#### DATA SUPPLIED:
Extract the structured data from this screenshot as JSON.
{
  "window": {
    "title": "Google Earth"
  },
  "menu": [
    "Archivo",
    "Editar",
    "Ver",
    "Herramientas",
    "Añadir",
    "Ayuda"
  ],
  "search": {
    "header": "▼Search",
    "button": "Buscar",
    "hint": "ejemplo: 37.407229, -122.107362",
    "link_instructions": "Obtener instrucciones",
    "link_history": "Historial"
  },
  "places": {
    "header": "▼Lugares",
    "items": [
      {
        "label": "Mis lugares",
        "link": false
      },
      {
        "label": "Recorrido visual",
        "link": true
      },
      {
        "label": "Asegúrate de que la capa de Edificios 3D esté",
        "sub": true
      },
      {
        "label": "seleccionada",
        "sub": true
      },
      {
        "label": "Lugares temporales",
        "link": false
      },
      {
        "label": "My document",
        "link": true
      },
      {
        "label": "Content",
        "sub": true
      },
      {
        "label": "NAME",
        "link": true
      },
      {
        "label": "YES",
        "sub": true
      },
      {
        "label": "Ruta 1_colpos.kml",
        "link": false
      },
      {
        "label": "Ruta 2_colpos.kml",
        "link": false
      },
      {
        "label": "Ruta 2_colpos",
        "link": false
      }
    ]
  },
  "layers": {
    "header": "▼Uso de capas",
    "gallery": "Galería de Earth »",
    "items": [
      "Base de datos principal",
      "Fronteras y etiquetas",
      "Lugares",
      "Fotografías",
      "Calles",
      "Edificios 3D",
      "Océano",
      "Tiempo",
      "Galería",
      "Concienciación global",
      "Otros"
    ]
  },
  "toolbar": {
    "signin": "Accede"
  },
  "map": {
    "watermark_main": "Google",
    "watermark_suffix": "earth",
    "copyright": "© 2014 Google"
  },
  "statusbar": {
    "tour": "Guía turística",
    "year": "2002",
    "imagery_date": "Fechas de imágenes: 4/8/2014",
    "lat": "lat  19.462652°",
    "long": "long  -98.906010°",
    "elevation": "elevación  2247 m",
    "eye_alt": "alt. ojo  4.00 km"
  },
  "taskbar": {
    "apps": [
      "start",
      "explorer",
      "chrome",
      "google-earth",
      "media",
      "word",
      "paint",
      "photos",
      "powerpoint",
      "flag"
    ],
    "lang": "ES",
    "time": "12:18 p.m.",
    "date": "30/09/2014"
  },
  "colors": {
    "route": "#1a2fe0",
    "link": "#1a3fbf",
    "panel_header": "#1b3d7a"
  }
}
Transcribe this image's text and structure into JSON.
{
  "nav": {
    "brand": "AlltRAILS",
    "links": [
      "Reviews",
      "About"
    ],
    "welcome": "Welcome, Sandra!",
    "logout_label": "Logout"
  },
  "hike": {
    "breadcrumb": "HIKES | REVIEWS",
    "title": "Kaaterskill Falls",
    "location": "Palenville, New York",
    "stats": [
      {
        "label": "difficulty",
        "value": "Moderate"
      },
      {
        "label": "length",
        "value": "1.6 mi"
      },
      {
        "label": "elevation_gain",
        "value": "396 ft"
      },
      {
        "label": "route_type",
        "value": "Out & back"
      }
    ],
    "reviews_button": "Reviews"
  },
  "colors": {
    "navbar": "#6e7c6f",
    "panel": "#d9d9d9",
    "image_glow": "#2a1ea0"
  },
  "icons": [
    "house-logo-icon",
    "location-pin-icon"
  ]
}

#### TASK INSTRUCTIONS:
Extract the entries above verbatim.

#### TASK OUTPUT:
Extract the structured data from this screenshot as JSON.
{
  "window": {
    "title": "Google Earth"
  },
  "menu": [
    "Archivo",
    "Editar",
    "Ver",
    "Herramientas",
    "Añadir",
    "Ayuda"
  ],
  "search": {
    "header": "▼Search",
    "button": "Buscar",
    "hint": "ejemplo: 37.407229, -122.107362",
    "link_instructions": "Obtener instrucciones",
    "link_history": "Historial"
  },
  "places": {
    "header": "▼Lugares",
    "items": [
      {
        "label": "Mis lugares",
        "link": false
      },
      {
        "label": "Recorrido visual",
        "link": true
      },
      {
        "label": "Asegúrate de que la capa de Edificios 3D esté",
        "sub": true
      },
      {
        "label": "seleccionada",
        "sub": true
      },
      {
        "label": "Lugares temporales",
        "link": false
      },
      {
        "label": "My document",
        "link": true
      },
      {
        "label": "Content",
        "sub": true
      },
      {
        "label": "NAME",
        "link": true
      },
      {
        "label": "YES",
        "sub": true
      },
      {
        "label": "Ruta 1_colpos.kml",
        "link": false
      },
      {
        "label": "Ruta 2_colpos.kml",
        "link": false
      },
      {
        "label": "Ruta 2_colpos",
        "link": false
      }
    ]
  },
  "layers": {
    "header": "▼Uso de capas",
    "gallery": "Galería de Earth »",
    "items": [
      "Base de datos principal",
      "Fronteras y etiquetas",
      "Lugares",
      "Fotografías",
      "Calles",
      "Edificios 3D",
      "Océano",
      "Tiempo",
      "Galería",
      "Concienciación global",
      "Otros"
    ]
  },
  "toolbar": {
    "signin": "Accede"
  },
  "map": {
    "watermark_main": "Google",
    "watermark_suffix": "earth",
    "copyright": "© 2014 Google"
  },
  "statusbar": {
    "tour": "Guía turística",
    "year": "2002",
    "imagery_date": "Fechas de imágenes: 4/8/2014",
    "lat": "lat  19.462652°",
    "long": "long  -98.906010°",
    "elevation": "elevación  2247 m",
    "eye_alt": "alt. ojo  4.00 km"
  },
  "taskbar": {
    "apps": [
      "start",
      "explorer",
      "chrome",
      "google-earth",
      "media",
      "word",
      "paint",
      "photos",
      "powerpoint",
      "flag"
    ],
    "lang": "ES",
    "time": "12:18 p.m.",
    "date": "30/09/2014"
  },
  "colors": {
    "route": "#1a2fe0",
    "link": "#1a3fbf",
    "panel_header": "#1b3d7a"
  }
}
Transcribe this image's text and structure into JSON.
{
  "nav": {
    "brand": "AlltRAILS",
    "links": [
      "Reviews",
      "About"
    ],
    "welcome": "Welcome, Sandra!",
    "logout_label": "Logout"
  },
  "hike": {
    "breadcrumb": "HIKES | REVIEWS",
    "title": "Kaaterskill Falls",
    "location": "Palenville, New York",
    "stats": [
      {
        "label": "difficulty",
        "value": "Moderate"
      },
      {
        "label": "length",
        "value": "1.6 mi"
      },
      {
        "label": "elevation_gain",
        "value": "396 ft"
      },
      {
        "label": "route_type",
        "value": "Out & back"
      }
    ],
    "reviews_button": "Reviews"
  },
  "colors": {
    "navbar": "#6e7c6f",
    "panel": "#d9d9d9",
    "image_glow": "#2a1ea0"
  },
  "icons": [
    "house-logo-icon",
    "location-pin-icon"
  ]
}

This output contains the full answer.